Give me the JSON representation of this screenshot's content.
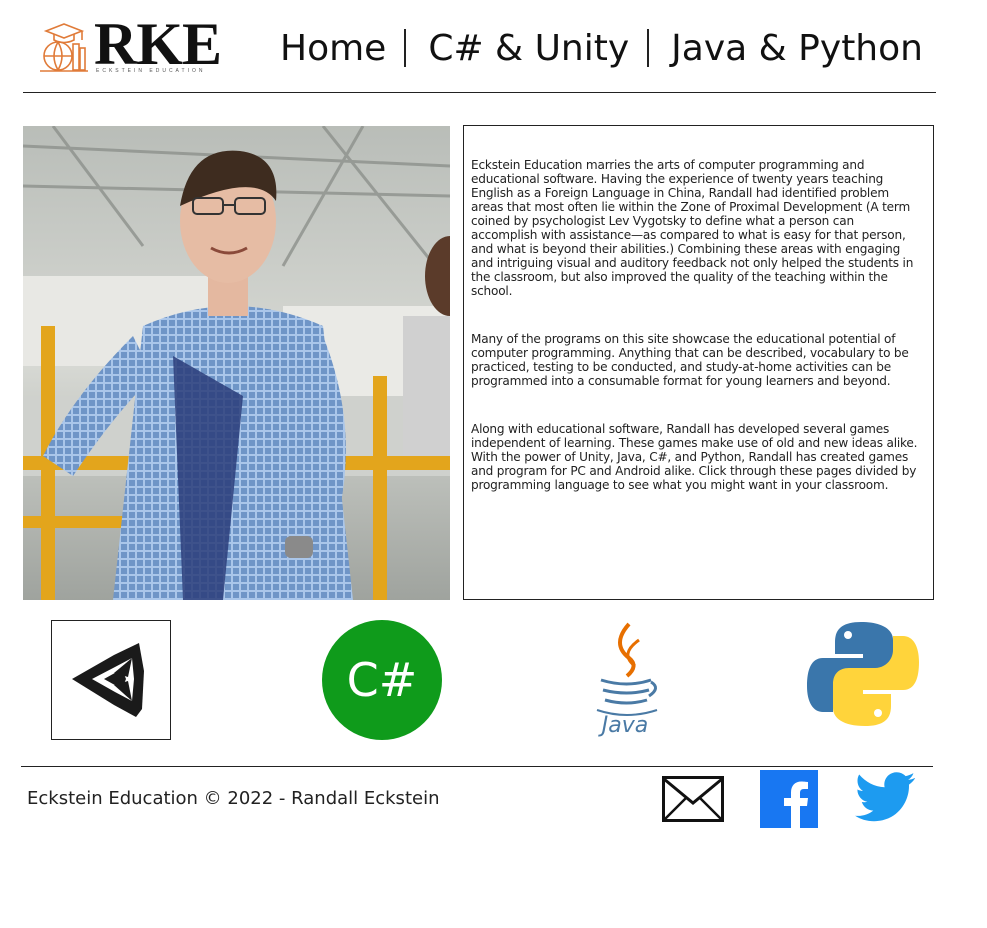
{
  "header": {
    "logo_text": "RKE",
    "logo_tagline": "ECKSTEIN EDUCATION",
    "nav": [
      {
        "label": "Home"
      },
      {
        "label": "C# & Unity"
      },
      {
        "label": "Java & Python"
      }
    ]
  },
  "main": {
    "paragraphs": [
      "Eckstein Education marries the arts of computer programming and educational software. Having the experience of twenty years teaching English as a Foreign Language in China, Randall had identified problem areas that most often lie within the Zone of Proximal Development (A term coined by psychologist Lev Vygotsky to define what a person can accomplish with assistance—as compared to what is easy for that person, and what is beyond their abilities.) Combining these areas with engaging and intriguing visual and auditory feedback not only helped the students in the classroom, but also improved the quality of the teaching within the school.",
      "Many of the programs on this site showcase the educational potential of computer programming. Anything that can be described, vocabulary to be practiced, testing to be conducted, and study-at-home activities can be programmed into a consumable format for young learners and beyond.",
      "Along with educational software, Randall has developed several games independent of learning. These games make use of old and new ideas alike. With the power of Unity, Java, C#, and Python, Randall has created games and program for PC and Android alike. Click through these pages divided by programming language to see what you might want in your classroom."
    ]
  },
  "languages": {
    "csharp_label": "C#",
    "java_label": "Java",
    "csharp_color": "#0f9b1b",
    "python_blue": "#3a76ab",
    "python_yellow": "#ffd43b",
    "java_blue": "#4a7aa5",
    "java_orange": "#e76f00"
  },
  "footer": {
    "copyright": "Eckstein Education © 2022 - Randall Eckstein",
    "facebook_color": "#1877f2",
    "twitter_color": "#1d9bf0"
  },
  "icons": [
    "graduation-cap-icon",
    "unity-icon",
    "csharp-icon",
    "java-icon",
    "python-icon",
    "mail-icon",
    "facebook-icon",
    "twitter-icon"
  ]
}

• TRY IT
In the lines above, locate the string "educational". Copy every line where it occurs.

• SOLUTION TO THIS PROBLEM
      "Eckstein Education marries the arts of computer programming and educational software. Having the experience of twenty years teaching English as a Foreign Language in China, Randall had identified problem areas that most often lie within the Zone of Proximal Development (A term coined by psychologist Lev Vygotsky to define what a person can accomplish with assistance—as compared to what is easy for that person, and what is beyond their abilities.) Combining these areas with engaging and intriguing visual and auditory feedback not only helped the students in the classroom, but also improved the quality of the teaching within the school.",
      "Many of the programs on this site showcase the educational potential of computer programming. Anything that can be described, vocabulary to be practiced, testing to be conducted, and study-at-home activities can be programmed into a consumable format for young learners and beyond.",
      "Along with educational software, Randall has developed several games independent of learning. These games make use of old and new ideas alike. With the power of Unity, Java, C#, and Python, Randall has created games and program for PC and Android alike. Click through these pages divided by programming language to see what you might want in your classroom."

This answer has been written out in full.